Component data from apps and pages:

┌──

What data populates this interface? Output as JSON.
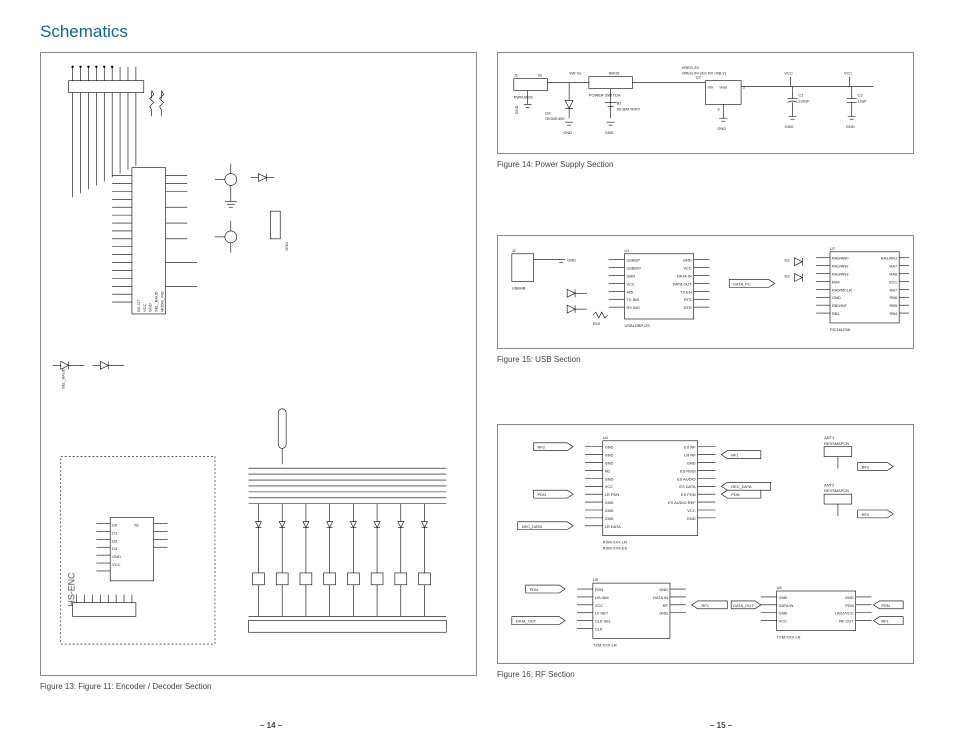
{
  "title": "Schematics",
  "left": {
    "enc_label": "HS-ENC",
    "caption": "Figure 13: Figure 11: Encoder / Decoder Section"
  },
  "fig14": {
    "caption": "Figure 14: Power Supply Section",
    "j1": "J1",
    "vs": "Vs",
    "swvs": "SW Vs",
    "sw15": "SW15",
    "pwrjack": "PWRJACK",
    "power_switch": "POWER SWITCH",
    "vreg3": "VREG-3V",
    "vreg5": "VREG-5V (ES RX ONLY)",
    "u2": "U2",
    "vin": "Vin",
    "vout": "Vout",
    "d9": "D9",
    "diode400": "DIODE400",
    "b1": "B1",
    "batt": "9V BATTERY",
    "c1": "C1",
    "c1v": "220uF",
    "c2": "C2",
    "c2v": "10uF",
    "vcc": "VCC",
    "gnd": "GND"
  },
  "fig15": {
    "caption": "Figure 15: USB Section",
    "j2": "J2",
    "usbhb": "USBHB",
    "u1": "U1",
    "usbdp": "USBDP",
    "usbdm": "USBDM",
    "gnd": "GND",
    "vcc": "VCC",
    "txind": "TX IND",
    "rxind": "RX IND",
    "datain": "DATA IN",
    "dataout": "DATA OUT",
    "rts": "RTS",
    "dtr": "DTR",
    "part": "USBI-DBP-DS",
    "d2": "D2",
    "d3": "D3",
    "data_pc": "DATA_PC",
    "u7": "U7",
    "ra0": "RA0/AN0",
    "ra1": "RA1/AN1",
    "ra2": "RA2/AN2",
    "ra3": "RA3/AN3",
    "mclr": "RA5/MCLR",
    "rb0": "RB0/INT",
    "rb4": "RB4",
    "rb5": "RB5",
    "pic": "PIC16LF88"
  },
  "fig16": {
    "caption": "Figure 16: RF Section",
    "u4": "U4",
    "u5": "U5",
    "u6": "U6",
    "gnd": "GND",
    "vcc": "VCC",
    "nc": "NC",
    "es_rf": "ES RF",
    "lr_rf": "LR RF",
    "es_rssi": "ES RSSI",
    "es_audio": "ES AUDIO",
    "es_data": "ES DATA",
    "es_pdn": "ES PDN",
    "lr_pdn": "LR PDN",
    "lr_data": "LR DATA",
    "rf1": "RF1",
    "rf2": "RF2",
    "rf3": "RF3",
    "pdn": "PDN",
    "data_out": "DATA_OUT",
    "data_in": "DATA IN",
    "dec_data": "DEC_DATA",
    "rxm": "RXM-XXX-LR",
    "txm": "TXM-XXX-LR",
    "rxes": "RXM-XXX-ES",
    "ant1": "ANT1",
    "ant2": "ANT2",
    "revsma": "REVSMAPCB",
    "lvl": "LVL/AM",
    "lvldet": "LV DET",
    "clksel": "CLK SEL",
    "clk": "CLK",
    "ladj": "LADJ/VCC",
    "rfout": "RF OUT"
  },
  "pages": {
    "left": "– 14 –",
    "right": "– 15 –"
  }
}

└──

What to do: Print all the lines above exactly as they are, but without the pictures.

Output below:
What data populates this interface? Output as JSON.
{
  "title": "Schematics",
  "left": {
    "enc_label": "HS-ENC",
    "caption": "Figure 13: Figure 11: Encoder / Decoder Section"
  },
  "fig14": {
    "caption": "Figure 14: Power Supply Section",
    "j1": "J1",
    "vs": "Vs",
    "swvs": "SW Vs",
    "sw15": "SW15",
    "pwrjack": "PWRJACK",
    "power_switch": "POWER SWITCH",
    "vreg3": "VREG-3V",
    "vreg5": "VREG-5V (ES RX ONLY)",
    "u2": "U2",
    "vin": "Vin",
    "vout": "Vout",
    "d9": "D9",
    "diode400": "DIODE400",
    "b1": "B1",
    "batt": "9V BATTERY",
    "c1": "C1",
    "c1v": "220uF",
    "c2": "C2",
    "c2v": "10uF",
    "vcc": "VCC",
    "gnd": "GND"
  },
  "fig15": {
    "caption": "Figure 15: USB Section",
    "j2": "J2",
    "usbhb": "USBHB",
    "u1": "U1",
    "usbdp": "USBDP",
    "usbdm": "USBDM",
    "gnd": "GND",
    "vcc": "VCC",
    "txind": "TX IND",
    "rxind": "RX IND",
    "datain": "DATA IN",
    "dataout": "DATA OUT",
    "rts": "RTS",
    "dtr": "DTR",
    "part": "USBI-DBP-DS",
    "d2": "D2",
    "d3": "D3",
    "data_pc": "DATA_PC",
    "u7": "U7",
    "ra0": "RA0/AN0",
    "ra1": "RA1/AN1",
    "ra2": "RA2/AN2",
    "ra3": "RA3/AN3",
    "mclr": "RA5/MCLR",
    "rb0": "RB0/INT",
    "rb4": "RB4",
    "rb5": "RB5",
    "pic": "PIC16LF88"
  },
  "fig16": {
    "caption": "Figure 16: RF Section",
    "u4": "U4",
    "u5": "U5",
    "u6": "U6",
    "gnd": "GND",
    "vcc": "VCC",
    "nc": "NC",
    "es_rf": "ES RF",
    "lr_rf": "LR RF",
    "es_rssi": "ES RSSI",
    "es_audio": "ES AUDIO",
    "es_data": "ES DATA",
    "es_pdn": "ES PDN",
    "lr_pdn": "LR PDN",
    "lr_data": "LR DATA",
    "rf1": "RF1",
    "rf2": "RF2",
    "rf3": "RF3",
    "pdn": "PDN",
    "data_out": "DATA_OUT",
    "data_in": "DATA IN",
    "dec_data": "DEC_DATA",
    "rxm": "RXM-XXX-LR",
    "txm": "TXM-XXX-LR",
    "rxes": "RXM-XXX-ES",
    "ant1": "ANT1",
    "ant2": "ANT2",
    "revsma": "REVSMAPCB",
    "lvl": "LVL/AM",
    "lvldet": "LV DET",
    "clksel": "CLK SEL",
    "clk": "CLK",
    "ladj": "LADJ/VCC",
    "rfout": "RF OUT"
  },
  "pages": {
    "left": "– 14 –",
    "right": "– 15 –"
  }
}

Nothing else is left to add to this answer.